The state of craft beer is, of course, ever changing. Where new styles emerge, others fall away in popularity. Some styles have managed to stand the test of time, however, with red and amber beers falling in to that category.
The term “amber”, perhaps from a marketing perspective, may have somewhat dwindled in popularity in recent years but the catapult-like onset of the red IPA has been noteworthy, with many great examples from Australian brewers now being produced.
But where to from here?
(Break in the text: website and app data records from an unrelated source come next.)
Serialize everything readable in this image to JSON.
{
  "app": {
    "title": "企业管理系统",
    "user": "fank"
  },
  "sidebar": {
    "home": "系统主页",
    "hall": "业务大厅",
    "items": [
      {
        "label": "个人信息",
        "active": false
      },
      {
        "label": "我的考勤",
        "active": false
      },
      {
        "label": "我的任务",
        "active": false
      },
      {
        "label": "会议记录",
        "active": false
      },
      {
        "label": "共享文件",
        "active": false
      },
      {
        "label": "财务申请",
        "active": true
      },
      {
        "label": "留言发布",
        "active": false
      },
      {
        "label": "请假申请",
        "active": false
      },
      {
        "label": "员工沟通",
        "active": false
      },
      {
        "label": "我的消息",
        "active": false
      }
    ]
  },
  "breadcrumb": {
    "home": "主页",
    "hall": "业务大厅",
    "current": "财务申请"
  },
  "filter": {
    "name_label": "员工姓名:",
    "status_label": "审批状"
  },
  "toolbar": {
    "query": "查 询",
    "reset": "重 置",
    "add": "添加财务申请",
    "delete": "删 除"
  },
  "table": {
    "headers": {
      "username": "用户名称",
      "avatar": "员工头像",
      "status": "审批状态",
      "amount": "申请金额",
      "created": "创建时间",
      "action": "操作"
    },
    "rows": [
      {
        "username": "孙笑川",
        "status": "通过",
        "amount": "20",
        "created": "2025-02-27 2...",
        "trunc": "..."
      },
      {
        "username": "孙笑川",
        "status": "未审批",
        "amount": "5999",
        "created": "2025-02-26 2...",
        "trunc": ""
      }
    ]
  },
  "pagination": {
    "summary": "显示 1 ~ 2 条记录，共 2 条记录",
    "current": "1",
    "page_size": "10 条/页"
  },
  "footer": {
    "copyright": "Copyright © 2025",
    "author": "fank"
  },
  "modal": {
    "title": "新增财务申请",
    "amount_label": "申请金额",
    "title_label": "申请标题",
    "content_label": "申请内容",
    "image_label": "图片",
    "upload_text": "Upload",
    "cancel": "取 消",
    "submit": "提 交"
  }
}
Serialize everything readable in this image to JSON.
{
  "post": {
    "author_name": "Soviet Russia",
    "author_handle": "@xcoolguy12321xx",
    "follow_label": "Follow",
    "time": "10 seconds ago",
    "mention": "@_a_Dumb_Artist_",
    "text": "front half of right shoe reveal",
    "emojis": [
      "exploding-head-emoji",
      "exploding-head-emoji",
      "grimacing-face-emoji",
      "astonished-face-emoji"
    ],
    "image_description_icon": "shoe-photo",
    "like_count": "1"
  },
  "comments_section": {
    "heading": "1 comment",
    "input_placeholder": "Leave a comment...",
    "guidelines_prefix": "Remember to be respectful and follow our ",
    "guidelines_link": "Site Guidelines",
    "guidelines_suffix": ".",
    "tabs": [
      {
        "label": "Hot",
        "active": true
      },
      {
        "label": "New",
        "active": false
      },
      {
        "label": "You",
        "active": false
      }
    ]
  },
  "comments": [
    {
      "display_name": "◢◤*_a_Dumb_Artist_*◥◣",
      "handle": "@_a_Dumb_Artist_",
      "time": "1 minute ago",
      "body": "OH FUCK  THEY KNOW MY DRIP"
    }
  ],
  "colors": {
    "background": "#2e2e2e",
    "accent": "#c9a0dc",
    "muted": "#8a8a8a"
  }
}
Caolan believes, despite a seasonal approach, red and amber beers can remain popular into the future.
“Red ales have a reasonable following in Australia but are impacted from seasonal fluctuation as most people only want these styles of beers in cooler months of the year. (But) I think red and amber ales will always remain available in the marketplace as they showcase a great depth of flavour and aroma in beer.”
Despite their brewing challenges, and the apparent seasonality of the style, red and amber ales have proven the test of time in the Australian craft beer landscape.
From the early days when American brewers inspired, with beers like James Squire’s Original and Little Creatures’ Rogers cornering the amber market, to where we are now with red ales proving to be a pliable base for fresh hops and progressive brewing, red and amber beers have found a comfortable place in the ever-evolving Australian beer scene.
ROAD TESTING AUSSIE REDS
Australian brewers are currently producing a stack of outstanding beers that fall under the red and amber ale umbrella. Here we take a look at a handful of those:
Campfire Red IPA ABV: 7.0%
Pouring a deep, woody hue with an off-white head, this has a pronounced bitterness backed by resinous pine and citrus character. A touch of sweet caramel is well placed and balances the hint of alcohol present. The finish is long with sticky hop bitterness, a touch of spice and a lingering burnt toffee note.
Harvest Red Ale ABV: 5.4%
A dark, ruby hued pour leads into a medium body that showcases pithy citrus and sweet, ripe melon character. Subdued dried fruit and spiced caramel is also present, playing second fiddle to vibrant hop aromatics, a lengthy finish and exceptional balance.
Stone & Wood
Jasper Hoppy Red Ale ABV: 5.4%
This decidedly hoppy ale pours a rich, burnt ruby hue and emanates toasted malt character that is met with mild pine and citrus notes. On tasting, roasty malt characters are present with earthy and passionfruit notes from generous hopping. A long, velvety mouthfeel caries notes of toffee and a firm but well-placed bitterness.
India Red Ale ABV: 7.9%
Displaying a beautiful amber colour with great clarity, the aromas of biscuit malt and a hint of caramel are rewarding. A great representation of style, the malt flavour is deep and complex, balanced with grapefruit and orange hop notes. The finish is bitter, but all in all in balance with the malt.
Red Ale ABV: 6.0%
A striking red pour with an off-white head, this bold iteration of a red ale is dominated by citrus zest and sticky, resinous pine characters that carry on a velvet body. Light floral aromatics feature as well, somewhat muting rich caramel and sticky date pudding like characters that also disguise the 6.0% ABV and 46 IBUs.
Amber ABV: 4.8%
This has to be one of the country’s most underappreciated core range beers. It’s a serious stunner. It appears more like a brown ale with vibrant gold tones but is considerably fruitier than its hue would have you expect. The aroma abounds with blackberry, crisp red apple and a healthy whack of pine. There is a slight sweet note of caramel, baking spice and a herbaceouness all balanced with milk chocolate. Incredibly nuanced and perfectly balanced, every sip of this beer is an exploration. The fruit makes it appropriate all year round while the malt weight makes it equally as satisfying in the colder months.
Double Red IPA ABV: 8.0%
Pouring a deep amber with a caramel-toned head, big American hop additions add striking melon, citrus, passionfruit and a firm but fair bitterness. Biscuity and rich toffee notes also show, pairing well with underlying earthen and pine notes that lead to a lengthy, full-flavoured finish.
This feature appears in our recently released Autumn 2022 edition. To see it in print, and to read more features like it, subscribe to our quarterly magazine for as little as $29.50 a year.